Why are Explorers so important?

Explorers are critical to any developer ecosystem, including in the Internet of Things. First, because that’s where all the truly new, out-of-the-box ideas come from. It’s hard to be super-innovative when you have a project to deliver to your boss or client. Only by exploring seemingly crazy ideas can the Internet of Things reach its full potential. The open source ecosystem is often the area where these ideas bloom.

Secondly, while exploring, Explorers gain a tremendous amount of experience. This will help them build their careers (as builders or otherwise). It also helps the companies that pay the bill. And it is needed. In Q4 2014, VisionMobile surveyed 4,000+ IoT developers. The lack of hardware development skills was the top challenge among IoT developers. 48% of IoT open source enthusiasts (those who find it important to use an open source platform) listed it as a challenge.

Learning and open source

VisionMobile’s data also shows that exploring, learning and open source technology go very well together. Among Explorers (developers that are primarily interested in gaining experience to seize on future opportunities), 20% value open source platforms and technology. That’s the highest level of any group. Conversely, Explorers are the biggest group among open source enthusiasts (32%).

Furthermore, open source is popular among developers that are new to IoT and new to software. A second group who value open source are seasoned software developers who bring open source business models to the Internet of Things. Traditional IoT developers with lots of experience underuse open source. In a way, these “experienced in software, new to IoT” developers provide another kind of ecosystem-level learning.

More data

Here are some more key insights about IoT explorers and open source enthusiasts that we summarized in an infographic, co-created with Arduino:

  • Open source is not just useful for building skills. It is also used by developers that want to increase efficiency (we call them Optimizers) and by developers that work on commission (Guns for Hire). This indicates that open source tools get the job done quickly, efficiently and inexpensively. On the other hand, developers are cautious about using open source technology in commercial products.
  • Open hardware in particular helps IoT developers to address their 3 main challenges: a lack of hardware skills, immature tools and high production costs. Arduino is clearly a leader in this space.
  • “Open” seems to be a professional philosophy that is applied on hardware, software and protocols alike. 60% of open source enthusiasts feel that open standards are missing from IoT, compared to 44% of other IoT developers.
  • All this doesn’t mean that open source has won everywhere. Some verticals, e.g. wearables, seem more difficult to address with open source technology and are therefore less popular among open source enthusiasts. Sometimes open source platforms struggle in the face of strong closed-source competitor. Smart Home platform OpenHab is a good example.

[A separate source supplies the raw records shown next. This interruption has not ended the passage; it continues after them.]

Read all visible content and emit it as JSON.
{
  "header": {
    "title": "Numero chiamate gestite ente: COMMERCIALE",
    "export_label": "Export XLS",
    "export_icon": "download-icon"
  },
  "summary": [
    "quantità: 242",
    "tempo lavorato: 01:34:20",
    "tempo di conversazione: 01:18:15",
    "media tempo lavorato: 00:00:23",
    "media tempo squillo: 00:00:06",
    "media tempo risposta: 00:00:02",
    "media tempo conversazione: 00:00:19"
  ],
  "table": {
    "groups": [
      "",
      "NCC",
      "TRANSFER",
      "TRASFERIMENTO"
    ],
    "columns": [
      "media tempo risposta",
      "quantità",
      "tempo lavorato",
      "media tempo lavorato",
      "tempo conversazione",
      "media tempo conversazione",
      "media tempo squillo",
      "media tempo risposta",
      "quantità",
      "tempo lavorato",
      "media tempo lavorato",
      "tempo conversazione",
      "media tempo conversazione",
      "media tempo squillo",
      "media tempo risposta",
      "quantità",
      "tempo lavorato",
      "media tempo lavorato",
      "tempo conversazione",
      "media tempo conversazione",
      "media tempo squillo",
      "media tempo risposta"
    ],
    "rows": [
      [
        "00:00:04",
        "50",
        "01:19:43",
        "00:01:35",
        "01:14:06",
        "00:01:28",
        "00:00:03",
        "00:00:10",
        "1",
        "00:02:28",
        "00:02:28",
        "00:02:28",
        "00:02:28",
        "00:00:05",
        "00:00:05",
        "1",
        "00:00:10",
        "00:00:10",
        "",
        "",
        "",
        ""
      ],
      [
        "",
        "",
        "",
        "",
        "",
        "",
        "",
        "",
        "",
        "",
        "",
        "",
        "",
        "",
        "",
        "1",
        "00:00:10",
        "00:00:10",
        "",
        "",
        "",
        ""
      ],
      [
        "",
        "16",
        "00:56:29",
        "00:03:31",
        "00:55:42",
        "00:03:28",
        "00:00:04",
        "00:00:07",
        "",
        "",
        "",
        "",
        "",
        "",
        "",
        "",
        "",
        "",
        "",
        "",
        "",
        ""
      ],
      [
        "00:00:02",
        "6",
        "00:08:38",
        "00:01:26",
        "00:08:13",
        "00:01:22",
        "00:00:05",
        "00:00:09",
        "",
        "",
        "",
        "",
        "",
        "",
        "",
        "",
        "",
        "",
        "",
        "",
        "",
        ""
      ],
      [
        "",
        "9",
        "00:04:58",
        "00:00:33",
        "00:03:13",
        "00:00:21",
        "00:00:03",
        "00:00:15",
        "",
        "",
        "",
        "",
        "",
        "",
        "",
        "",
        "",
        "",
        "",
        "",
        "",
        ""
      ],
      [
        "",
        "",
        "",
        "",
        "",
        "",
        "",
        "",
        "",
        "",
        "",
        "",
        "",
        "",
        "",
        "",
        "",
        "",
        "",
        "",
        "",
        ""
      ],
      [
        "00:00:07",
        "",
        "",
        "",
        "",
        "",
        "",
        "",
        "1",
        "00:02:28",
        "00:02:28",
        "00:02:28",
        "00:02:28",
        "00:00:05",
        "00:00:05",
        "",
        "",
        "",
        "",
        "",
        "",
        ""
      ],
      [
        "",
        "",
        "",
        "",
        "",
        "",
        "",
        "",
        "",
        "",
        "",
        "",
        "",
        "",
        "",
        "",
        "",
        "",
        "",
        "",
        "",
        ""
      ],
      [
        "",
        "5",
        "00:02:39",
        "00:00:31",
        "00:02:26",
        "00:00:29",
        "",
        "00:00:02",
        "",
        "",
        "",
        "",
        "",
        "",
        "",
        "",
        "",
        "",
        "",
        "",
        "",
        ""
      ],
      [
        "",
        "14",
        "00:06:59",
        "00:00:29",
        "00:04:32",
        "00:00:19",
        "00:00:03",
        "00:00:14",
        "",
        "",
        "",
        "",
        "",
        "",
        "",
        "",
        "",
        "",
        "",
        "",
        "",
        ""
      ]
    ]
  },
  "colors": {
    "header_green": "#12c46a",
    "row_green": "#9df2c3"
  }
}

In conclusion, developer-explorers are critical to any developer ecosystem, and open source technology is an important tool to make that happen. I for one can’t wait to see what these modern-day Marco Polo’s and David Livingstone’s discover next!